There’s also a lot more history to this land area that became North Dakota. It actually dates back to nearly 50 years before the United States actually existed.

For those who have studied history, or enjoy it as a pastime, they would know of some of the places that were once important and still hold significance in our history.

The earliest recorded history dates back to 1738 when French Canadian explorer Pierre La Verendrye trekked through the northern tier of what is now North Dakota looking to bolster his fur trade.

Nearly a century later, in 1822, the Mandan Indians built a village of earth lodges along the bank of the Missouri River in what is now Oliver County.

The Mandans were an agrarian tribe, growing crops in the summer and taking shelter during the winter months.

In 1830, James Kipp, an employee of the American Fur Co., built the Fort Clark Trading Post south of the Mandan village in hopes of enhancing trade with the Mandans.

By 1834, Francis Chardon, the head trader, documented daily life at Fort Clark, which is why this mostly forgotten trading post retains significance to this day.

It was never a military fort like Fort Rice or Fort Ransom. Fort Clark was designed and built for trading.

The first steamboat that navigated the upper Missouri, arrived in Fort Clark in 1832, delivering 1,500 gallons of liquor and other trade goods. It later set sail for St. Louis with 100 packs of beaver pelts and bison robes.

Soon thereafter, Karl Bodmer, George Catlin and Prince Maximilian would visit.

But it was a steamboat called the St. Peters that docked at Fort Clark in 1837 carrying passengers infected with smallpox.

Unfortunately, that is what put Fort Clark on the map.

The disease swept through the Mandan village killing 90 percent of the inhabitants. A couple of months later, survivors fled to join the Hidatsas at the Knife River.

The epidemic also killed approximately 50 percent of the Arikara tribe and in 1838, they moved into the abandoned village at Fort Clark to grow their crops and barter at the trading post.

Tragically, in 1851 an outbreak of cholera and a second smallpox outbreak in 1856, further reduced their population. The Arikaras continued to use the village as their summer home until they moved to Star Village near Fort Berthold in 1862 and sometime later became the Three Affiliated Tribes on the Fort Berthold Reservation.
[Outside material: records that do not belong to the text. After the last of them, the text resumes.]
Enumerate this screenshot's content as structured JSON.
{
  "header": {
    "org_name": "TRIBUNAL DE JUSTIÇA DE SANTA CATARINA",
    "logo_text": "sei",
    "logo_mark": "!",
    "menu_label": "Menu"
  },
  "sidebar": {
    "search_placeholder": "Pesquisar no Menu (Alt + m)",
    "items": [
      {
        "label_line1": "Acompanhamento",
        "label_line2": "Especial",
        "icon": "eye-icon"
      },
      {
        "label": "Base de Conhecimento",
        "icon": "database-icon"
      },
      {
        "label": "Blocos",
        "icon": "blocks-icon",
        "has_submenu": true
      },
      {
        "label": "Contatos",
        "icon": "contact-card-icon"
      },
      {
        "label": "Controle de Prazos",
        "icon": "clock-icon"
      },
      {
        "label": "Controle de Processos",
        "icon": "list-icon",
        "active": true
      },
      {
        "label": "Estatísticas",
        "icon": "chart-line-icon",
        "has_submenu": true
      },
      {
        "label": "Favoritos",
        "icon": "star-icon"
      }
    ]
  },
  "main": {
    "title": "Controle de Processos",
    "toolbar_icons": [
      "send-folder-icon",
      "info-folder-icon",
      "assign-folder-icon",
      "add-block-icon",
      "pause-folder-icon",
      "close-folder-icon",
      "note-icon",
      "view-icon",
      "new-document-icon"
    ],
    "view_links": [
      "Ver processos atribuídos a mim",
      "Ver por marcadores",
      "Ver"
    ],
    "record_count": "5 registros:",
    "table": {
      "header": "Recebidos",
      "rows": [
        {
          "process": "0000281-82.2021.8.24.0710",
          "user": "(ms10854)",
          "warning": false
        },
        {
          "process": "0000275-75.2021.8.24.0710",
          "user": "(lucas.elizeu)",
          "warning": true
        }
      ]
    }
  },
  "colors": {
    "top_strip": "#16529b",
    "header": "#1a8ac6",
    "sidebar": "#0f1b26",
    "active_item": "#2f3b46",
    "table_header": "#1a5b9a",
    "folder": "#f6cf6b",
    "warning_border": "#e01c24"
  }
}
In 1860, half of Fort Clark was lost in a fire and in 1861, a second trading post called Primeau’s Post and the Arikara village were abandoned after an attack by the Dakota Sioux.
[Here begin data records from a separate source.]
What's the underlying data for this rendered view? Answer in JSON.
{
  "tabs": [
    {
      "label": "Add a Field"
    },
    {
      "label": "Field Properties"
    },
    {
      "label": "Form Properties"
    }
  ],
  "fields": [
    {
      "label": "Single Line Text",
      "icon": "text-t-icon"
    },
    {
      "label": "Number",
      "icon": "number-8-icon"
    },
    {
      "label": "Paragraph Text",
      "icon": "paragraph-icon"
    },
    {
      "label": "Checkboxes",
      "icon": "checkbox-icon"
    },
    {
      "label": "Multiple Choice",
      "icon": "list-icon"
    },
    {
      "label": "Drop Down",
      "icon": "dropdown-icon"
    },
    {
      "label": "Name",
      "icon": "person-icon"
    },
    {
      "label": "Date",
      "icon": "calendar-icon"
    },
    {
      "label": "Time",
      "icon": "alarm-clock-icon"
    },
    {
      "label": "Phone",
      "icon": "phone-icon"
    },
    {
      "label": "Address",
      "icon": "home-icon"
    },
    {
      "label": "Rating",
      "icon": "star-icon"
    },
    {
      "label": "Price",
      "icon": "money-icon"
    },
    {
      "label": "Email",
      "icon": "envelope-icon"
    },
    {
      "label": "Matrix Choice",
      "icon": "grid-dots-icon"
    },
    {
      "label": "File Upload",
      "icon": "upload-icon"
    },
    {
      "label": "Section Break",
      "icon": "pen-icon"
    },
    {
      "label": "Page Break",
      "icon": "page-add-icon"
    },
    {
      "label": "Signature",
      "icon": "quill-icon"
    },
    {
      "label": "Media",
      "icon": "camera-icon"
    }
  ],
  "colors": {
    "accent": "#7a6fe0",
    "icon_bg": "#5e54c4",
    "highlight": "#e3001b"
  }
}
Today, Fort Clark is listed on the National Register of Historic Places and has been nominated as a National Historic Landmark.

More than 2,200 surface features represent the ruins of houses, graves, storage pits and other cultural remains.

Clusters of small, circular depressions and donut-shaped mounds near railroad tracks mark graves. The unmarked cemetery, with approximately 800 graves, personifies the epidemics that nearly annihilated the occupants of the Mandan and Arikara villages.

Many casual motorists drive by not even knowing the history that took place at Fort Clark.

Signs along N.D. Alternate Highway 200 indicate the historical significance, otherwise you could drive right past and be totally oblivious to it all.

Fort Clark is located in Oliver County, which is between Washburn (east), in McLean County and Stanton (west), in Mercer County. There was a power plant just to the west of Fort Clark that was imploded in October last year. It was a striking landmark.

If you are coming in from the west, continue traveling east of Hazen and instead of turning north to go to Garrison Dam, continue east toward Stanton, round the bend, drive a few miles and you will have arrived.

The drive from either direction is especially pretty in September when the leaves are changing color. In a lot of ways, the winding road, the bluffs, the river, reminds us of driving through rural New Hampshire in autumn.

The area is quite different than it was 280 years ago when Verendrye arrived. The history, however, should never be forgotten.